Dataset excerpts
···
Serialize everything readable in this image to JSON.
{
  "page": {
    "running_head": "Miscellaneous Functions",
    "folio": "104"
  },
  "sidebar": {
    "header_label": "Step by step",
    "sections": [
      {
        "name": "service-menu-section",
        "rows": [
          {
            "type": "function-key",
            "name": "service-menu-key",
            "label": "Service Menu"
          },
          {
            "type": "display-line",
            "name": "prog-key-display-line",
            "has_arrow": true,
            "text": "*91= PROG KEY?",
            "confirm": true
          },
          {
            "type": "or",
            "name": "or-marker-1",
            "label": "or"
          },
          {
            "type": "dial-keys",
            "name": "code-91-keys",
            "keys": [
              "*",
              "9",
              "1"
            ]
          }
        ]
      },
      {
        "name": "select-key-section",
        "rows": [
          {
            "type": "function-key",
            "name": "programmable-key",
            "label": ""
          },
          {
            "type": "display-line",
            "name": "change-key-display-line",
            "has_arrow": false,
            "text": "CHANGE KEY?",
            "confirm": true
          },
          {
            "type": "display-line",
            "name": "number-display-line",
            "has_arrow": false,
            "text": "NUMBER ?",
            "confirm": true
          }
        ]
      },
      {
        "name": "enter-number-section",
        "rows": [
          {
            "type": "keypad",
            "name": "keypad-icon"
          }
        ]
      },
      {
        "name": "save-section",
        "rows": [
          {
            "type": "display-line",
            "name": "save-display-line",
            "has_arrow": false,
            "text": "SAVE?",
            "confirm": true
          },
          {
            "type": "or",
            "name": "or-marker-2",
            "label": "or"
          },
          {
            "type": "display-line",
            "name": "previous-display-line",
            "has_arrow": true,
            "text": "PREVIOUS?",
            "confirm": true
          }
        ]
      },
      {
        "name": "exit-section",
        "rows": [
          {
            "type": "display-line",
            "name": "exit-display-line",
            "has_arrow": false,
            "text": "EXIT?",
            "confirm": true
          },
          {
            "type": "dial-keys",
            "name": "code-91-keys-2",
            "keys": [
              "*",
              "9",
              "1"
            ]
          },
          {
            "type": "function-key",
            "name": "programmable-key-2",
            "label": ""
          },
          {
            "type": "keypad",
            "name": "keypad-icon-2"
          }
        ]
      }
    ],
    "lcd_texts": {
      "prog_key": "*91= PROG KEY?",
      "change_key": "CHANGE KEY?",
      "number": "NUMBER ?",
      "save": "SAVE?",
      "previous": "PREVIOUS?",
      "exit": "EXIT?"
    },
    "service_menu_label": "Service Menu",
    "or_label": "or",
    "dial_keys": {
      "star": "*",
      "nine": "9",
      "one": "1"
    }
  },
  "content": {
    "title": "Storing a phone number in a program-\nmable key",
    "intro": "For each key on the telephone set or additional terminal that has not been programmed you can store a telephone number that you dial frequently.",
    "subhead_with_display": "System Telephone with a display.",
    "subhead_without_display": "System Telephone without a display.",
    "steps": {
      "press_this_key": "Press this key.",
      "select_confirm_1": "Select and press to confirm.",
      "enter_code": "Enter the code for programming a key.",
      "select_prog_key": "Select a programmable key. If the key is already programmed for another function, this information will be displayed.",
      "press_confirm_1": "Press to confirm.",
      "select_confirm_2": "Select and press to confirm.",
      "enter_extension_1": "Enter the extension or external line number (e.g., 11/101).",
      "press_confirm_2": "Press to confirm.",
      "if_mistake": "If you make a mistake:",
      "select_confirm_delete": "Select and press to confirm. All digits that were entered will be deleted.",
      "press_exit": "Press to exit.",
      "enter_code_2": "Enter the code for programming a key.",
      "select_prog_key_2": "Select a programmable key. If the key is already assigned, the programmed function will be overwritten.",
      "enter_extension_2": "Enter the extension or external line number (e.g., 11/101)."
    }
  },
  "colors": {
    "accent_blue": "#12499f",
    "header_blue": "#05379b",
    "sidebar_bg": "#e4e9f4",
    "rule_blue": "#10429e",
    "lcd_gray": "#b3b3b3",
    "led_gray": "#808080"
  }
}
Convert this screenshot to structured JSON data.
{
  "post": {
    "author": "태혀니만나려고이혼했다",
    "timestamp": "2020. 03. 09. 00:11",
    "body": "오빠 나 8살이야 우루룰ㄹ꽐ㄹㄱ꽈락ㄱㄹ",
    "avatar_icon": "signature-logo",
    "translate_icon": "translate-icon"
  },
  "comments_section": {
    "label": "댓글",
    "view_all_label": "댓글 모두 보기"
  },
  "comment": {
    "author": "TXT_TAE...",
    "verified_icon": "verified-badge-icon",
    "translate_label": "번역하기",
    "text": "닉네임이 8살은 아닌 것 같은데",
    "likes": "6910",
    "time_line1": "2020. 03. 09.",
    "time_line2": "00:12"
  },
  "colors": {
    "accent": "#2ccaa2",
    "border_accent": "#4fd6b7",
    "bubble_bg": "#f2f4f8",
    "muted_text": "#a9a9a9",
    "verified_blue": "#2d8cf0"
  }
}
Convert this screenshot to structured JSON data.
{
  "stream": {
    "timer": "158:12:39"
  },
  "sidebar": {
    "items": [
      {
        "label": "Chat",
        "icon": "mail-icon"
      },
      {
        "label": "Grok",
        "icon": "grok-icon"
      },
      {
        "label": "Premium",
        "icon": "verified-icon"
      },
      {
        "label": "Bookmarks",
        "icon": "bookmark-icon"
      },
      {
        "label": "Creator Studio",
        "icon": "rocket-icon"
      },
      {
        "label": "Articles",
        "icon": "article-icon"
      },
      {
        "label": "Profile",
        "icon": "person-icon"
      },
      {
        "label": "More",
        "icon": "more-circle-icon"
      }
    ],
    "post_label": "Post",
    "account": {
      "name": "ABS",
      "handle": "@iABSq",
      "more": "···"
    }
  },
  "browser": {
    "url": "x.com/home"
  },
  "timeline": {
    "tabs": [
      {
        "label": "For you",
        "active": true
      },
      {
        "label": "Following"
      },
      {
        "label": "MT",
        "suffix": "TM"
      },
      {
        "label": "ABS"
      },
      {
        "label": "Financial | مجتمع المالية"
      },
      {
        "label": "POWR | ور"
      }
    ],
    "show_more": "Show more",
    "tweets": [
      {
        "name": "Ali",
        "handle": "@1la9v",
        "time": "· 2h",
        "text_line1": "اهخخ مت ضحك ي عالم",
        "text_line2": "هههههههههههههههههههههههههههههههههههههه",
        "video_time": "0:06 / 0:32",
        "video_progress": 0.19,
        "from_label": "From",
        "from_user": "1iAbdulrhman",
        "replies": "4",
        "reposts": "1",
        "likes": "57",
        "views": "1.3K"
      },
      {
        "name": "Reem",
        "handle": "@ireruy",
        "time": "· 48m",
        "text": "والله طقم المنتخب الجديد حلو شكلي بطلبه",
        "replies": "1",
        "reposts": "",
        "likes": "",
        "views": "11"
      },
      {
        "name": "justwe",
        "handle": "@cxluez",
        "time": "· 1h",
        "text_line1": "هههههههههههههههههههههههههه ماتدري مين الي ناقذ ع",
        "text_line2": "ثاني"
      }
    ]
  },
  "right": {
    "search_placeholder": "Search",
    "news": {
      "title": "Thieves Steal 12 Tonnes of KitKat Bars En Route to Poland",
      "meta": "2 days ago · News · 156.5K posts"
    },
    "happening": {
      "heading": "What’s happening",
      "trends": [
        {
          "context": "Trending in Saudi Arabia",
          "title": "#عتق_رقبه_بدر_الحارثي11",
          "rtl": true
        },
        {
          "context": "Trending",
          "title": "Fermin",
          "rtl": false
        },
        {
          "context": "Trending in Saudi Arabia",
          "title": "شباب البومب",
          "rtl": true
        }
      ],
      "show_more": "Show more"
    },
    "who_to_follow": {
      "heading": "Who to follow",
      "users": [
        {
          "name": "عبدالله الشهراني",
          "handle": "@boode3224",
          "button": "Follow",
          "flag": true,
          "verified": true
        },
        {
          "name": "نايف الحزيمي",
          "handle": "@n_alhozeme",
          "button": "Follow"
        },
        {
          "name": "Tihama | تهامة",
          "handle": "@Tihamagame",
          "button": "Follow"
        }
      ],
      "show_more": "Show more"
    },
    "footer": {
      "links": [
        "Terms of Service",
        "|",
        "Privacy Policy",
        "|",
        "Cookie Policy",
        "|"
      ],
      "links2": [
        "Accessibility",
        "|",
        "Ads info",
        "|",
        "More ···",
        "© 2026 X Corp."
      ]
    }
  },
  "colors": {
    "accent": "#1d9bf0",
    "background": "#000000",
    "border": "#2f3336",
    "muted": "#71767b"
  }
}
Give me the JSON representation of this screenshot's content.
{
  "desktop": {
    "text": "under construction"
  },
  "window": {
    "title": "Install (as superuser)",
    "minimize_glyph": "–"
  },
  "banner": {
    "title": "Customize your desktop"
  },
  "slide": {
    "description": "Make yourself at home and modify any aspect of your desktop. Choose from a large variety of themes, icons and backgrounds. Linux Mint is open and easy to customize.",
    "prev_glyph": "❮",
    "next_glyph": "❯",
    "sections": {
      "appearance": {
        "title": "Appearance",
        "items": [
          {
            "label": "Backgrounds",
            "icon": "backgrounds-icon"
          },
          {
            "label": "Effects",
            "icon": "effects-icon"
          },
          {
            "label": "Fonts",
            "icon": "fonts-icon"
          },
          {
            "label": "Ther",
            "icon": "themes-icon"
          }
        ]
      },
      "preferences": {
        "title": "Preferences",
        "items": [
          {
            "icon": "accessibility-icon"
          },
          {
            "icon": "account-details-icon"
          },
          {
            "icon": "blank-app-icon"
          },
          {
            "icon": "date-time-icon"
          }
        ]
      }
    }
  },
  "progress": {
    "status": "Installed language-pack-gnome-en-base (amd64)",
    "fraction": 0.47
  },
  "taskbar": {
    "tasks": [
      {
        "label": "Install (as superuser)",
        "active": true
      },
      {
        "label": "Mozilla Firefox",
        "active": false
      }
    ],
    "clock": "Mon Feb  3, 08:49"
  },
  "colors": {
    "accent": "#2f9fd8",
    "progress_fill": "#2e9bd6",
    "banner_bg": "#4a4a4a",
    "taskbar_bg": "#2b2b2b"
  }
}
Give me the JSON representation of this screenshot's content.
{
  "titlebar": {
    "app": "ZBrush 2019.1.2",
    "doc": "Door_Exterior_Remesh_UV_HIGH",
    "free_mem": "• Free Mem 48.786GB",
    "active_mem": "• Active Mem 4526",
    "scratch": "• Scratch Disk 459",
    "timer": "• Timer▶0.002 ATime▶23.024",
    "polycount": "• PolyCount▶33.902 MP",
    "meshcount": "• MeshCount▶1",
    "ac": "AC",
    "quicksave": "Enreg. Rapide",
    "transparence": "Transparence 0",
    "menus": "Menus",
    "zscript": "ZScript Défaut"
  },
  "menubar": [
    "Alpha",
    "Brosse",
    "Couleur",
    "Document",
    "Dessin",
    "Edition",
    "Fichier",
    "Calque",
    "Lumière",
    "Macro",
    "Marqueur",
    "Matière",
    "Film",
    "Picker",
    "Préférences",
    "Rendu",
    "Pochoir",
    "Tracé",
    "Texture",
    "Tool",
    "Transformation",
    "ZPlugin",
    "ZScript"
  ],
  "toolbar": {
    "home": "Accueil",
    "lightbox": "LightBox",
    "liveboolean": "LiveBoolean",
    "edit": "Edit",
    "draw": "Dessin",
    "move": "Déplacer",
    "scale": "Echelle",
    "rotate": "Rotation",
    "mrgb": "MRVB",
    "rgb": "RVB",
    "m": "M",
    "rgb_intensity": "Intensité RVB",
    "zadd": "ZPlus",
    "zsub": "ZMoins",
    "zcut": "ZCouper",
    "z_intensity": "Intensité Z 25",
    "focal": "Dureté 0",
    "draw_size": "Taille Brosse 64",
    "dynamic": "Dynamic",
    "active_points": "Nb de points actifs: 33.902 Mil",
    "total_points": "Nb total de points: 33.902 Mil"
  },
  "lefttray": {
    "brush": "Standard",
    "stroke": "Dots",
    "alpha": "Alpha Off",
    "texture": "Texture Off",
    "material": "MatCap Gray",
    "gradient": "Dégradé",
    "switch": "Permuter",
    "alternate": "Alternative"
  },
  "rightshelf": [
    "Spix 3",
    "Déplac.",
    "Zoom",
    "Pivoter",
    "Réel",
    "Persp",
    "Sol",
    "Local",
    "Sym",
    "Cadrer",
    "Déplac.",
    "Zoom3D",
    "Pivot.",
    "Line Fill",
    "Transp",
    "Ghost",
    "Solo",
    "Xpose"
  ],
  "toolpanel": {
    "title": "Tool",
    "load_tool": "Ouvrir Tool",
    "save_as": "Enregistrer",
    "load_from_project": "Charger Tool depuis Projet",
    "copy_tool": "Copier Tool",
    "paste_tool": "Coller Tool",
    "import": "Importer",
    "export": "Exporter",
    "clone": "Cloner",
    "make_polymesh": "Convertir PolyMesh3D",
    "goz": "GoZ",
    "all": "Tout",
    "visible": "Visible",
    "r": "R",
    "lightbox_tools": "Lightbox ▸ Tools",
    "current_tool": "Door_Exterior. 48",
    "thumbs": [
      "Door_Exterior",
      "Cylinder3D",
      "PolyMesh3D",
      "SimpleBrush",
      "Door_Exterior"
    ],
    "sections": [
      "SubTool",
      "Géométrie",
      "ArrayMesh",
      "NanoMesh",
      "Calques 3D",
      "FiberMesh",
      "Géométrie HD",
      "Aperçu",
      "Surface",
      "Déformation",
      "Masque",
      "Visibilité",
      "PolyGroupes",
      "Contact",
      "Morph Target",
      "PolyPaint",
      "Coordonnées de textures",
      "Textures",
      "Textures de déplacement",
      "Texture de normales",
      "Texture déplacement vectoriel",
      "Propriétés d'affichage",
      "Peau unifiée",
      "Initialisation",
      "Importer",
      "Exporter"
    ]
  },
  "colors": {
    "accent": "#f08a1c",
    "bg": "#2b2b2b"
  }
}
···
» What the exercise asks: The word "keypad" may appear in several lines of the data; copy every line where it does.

» Your response:
            "type": "keypad",
            "name": "keypad-icon"
            "type": "keypad",
            "name": "keypad-icon-2"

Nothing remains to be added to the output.